Domain names are an important way to establish a unique identity, to assign names to numerically addressed Internet resources, and to make network moves possible (globally or locally via an intranet). A lot has changed since 1985, when the first domain Symbolics.com was registered, up until now that we have over 350 million domains in existence! Back then, what most consumers and businesses encountered were a small number of standard Top Level Domains (TLDs), such as .com, .net, .edu and .gov, as well as some country code domains like .fr (France), and .jp (Japan). In 2014, ICANN, the organization primarily behind the governance of the Internet, opened up the world to massive amounts of new gTLDs in response to requests from advertisers and domain speculators. With the explosion of new neighbourhoods on the web and the increasing adoption of the internet and smartphones, businesses and individuals rushed to secure their online identity. While these domains help us to share information, communicate, conduct business, entertain etc, they’re also susceptible to abuse by scammers and hackers seeking to profit from the same.
API Access: Top Stats You Should Collect about Domain Names
Did you know that something as little as a weather forecast calculation can accumulate data sets reaching the size of petabytes?
For those who haven’t heard the term ‘petabyte’ before, it’s a unit equivalent to a million gigabytes of storage space. The good news is that we have systems in place today that can process big data and internet statistics and convert them into details an average human being could understand.
WHOIS Databases Superpowers: 9 Practical Applications
Who’s who in malicious activities? The WHOIS query and response protocol can just be the right source for businesses to find out. The information has been around since the 80s, helping Internet operators identify entities or individuals responsible for operating an online network resource — including those with malicious motives.
The Ultimate Guide to the WHOIS Database
The Internet is a vast cyber landscape. And it’s growing by leaps and bounds every single day. While this is often a good thing, it can also make it very difficult for those of us who are interested in learning more about specific domains. Often, simply using the website’s “Contact Us” form doesn’t elicit a response from the owner, so we’re left in the dark.
Domain names in the public domain
There aren’t enough registered domains to go round for every person on the planet, but we’re certainly getting close. At the latest estimation, the number of WHOIS records for domains ever recorded has passed 5 billion. That’s one domain for every single person living in China, India, US, Indonesia, Brazil, Pakistan, Nigeria, Bangladesh, Russia, Mexico, Japan, Ethiopia, Philippines, Egypt, and Vietnam combined.
Downloading bulk WHOIS data: why and how?

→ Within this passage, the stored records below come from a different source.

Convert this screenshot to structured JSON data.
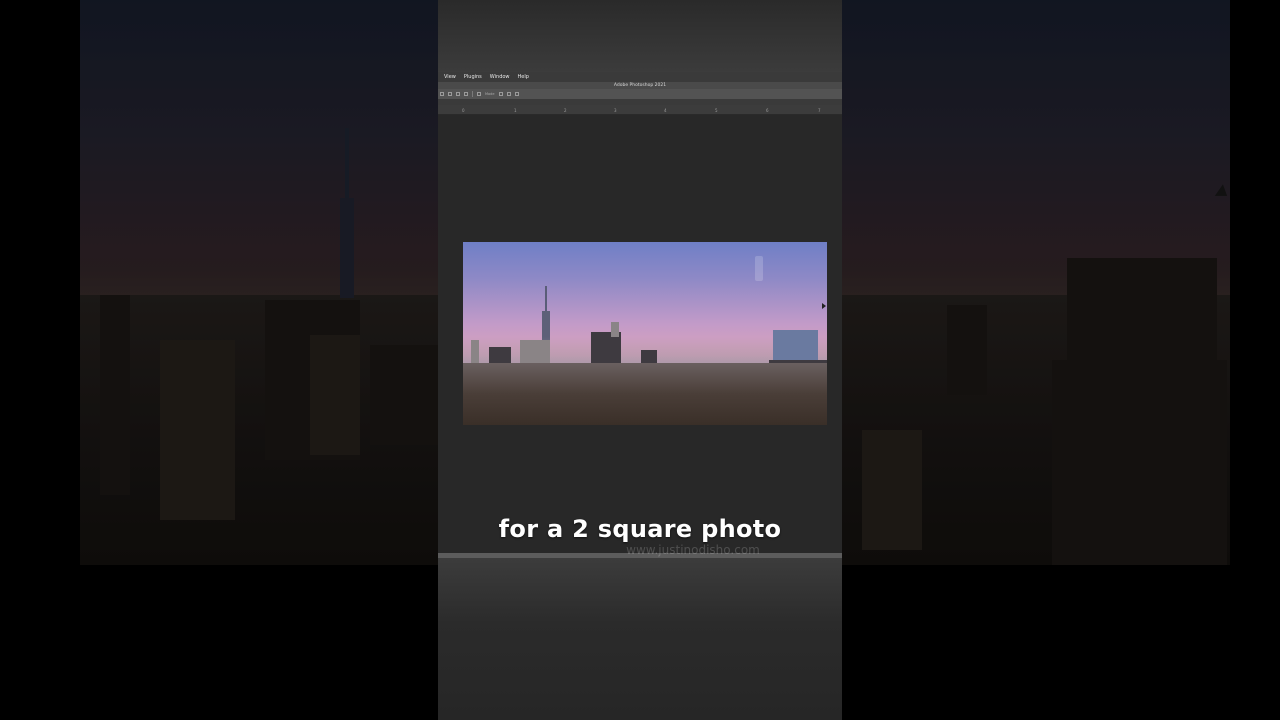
{
  "menu": {
    "items": [
      "View",
      "Plugins",
      "Window",
      "Help"
    ]
  },
  "app": {
    "title": "Adobe Photoshop 2021"
  },
  "options": {
    "label": "Mode"
  },
  "ruler": {
    "ticks": [
      "0",
      "1",
      "2",
      "3",
      "4",
      "5",
      "6",
      "7"
    ]
  },
  "caption": {
    "text": "for a 2 square photo"
  },
  "watermark": {
    "text": "www.justinodisho.com"
  },
  "colors": {
    "accent_caption": "#ffffff",
    "canvas_bg": "#282828",
    "menubar_bg": "#3a3a3a"
  },
  "icons": [
    "cursor-icon"
  ]
}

In spite of all of its known deficiencies, WHOIS data still play a crucial role in e.g. IT security, marketing research, scientific investigations related to the Internet or the World Wide Web and the domaining business. They provide essential information on the ownership and registration details of a domain, including relevant dates such as that of registration and expiry.

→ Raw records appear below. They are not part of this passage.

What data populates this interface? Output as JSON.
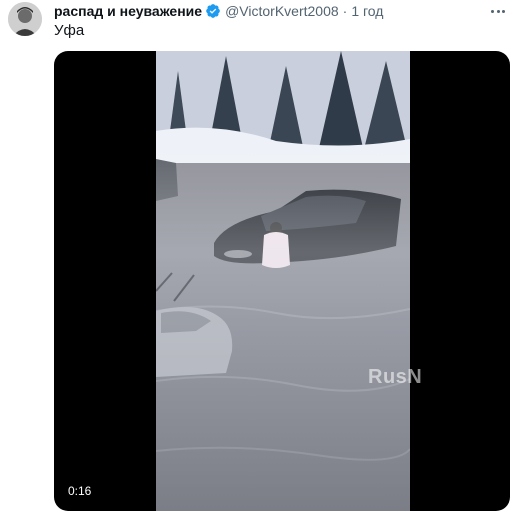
{
  "tweet": {
    "display_name": "распад и неуважение",
    "handle": "@VictorKvert2008",
    "separator": "·",
    "time": "1 год",
    "text": "Уфа",
    "verified_icon": "verified-badge-icon",
    "more_icon": "more-icon"
  },
  "video": {
    "duration": "0:16",
    "watermark": "RusN"
  },
  "colors": {
    "verified": "#1d9bf0",
    "muted_text": "#536471",
    "media_background": "#000000"
  }
}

Cumulative reports on domain names
The amount of data that can be possibly generated, collected or processed with computers is well beyond our imagination. In high-performance computing applications, such as, e.g. in weather forecast calculations, the size of data sets is of order of petabytes. But what are we interested in, after all, when looking at a weather forecast? A few lines of information describing what the weather will be like in the next few days. Or, maybe, a weather map which is a file still not bigger than an average family photo. This illustrates that in many cases we need a huge amount of data, but the data size of the real information we need to get out of it is really small. Of course it does not mean that we do not in fact get very much information from this small-sized result dataset.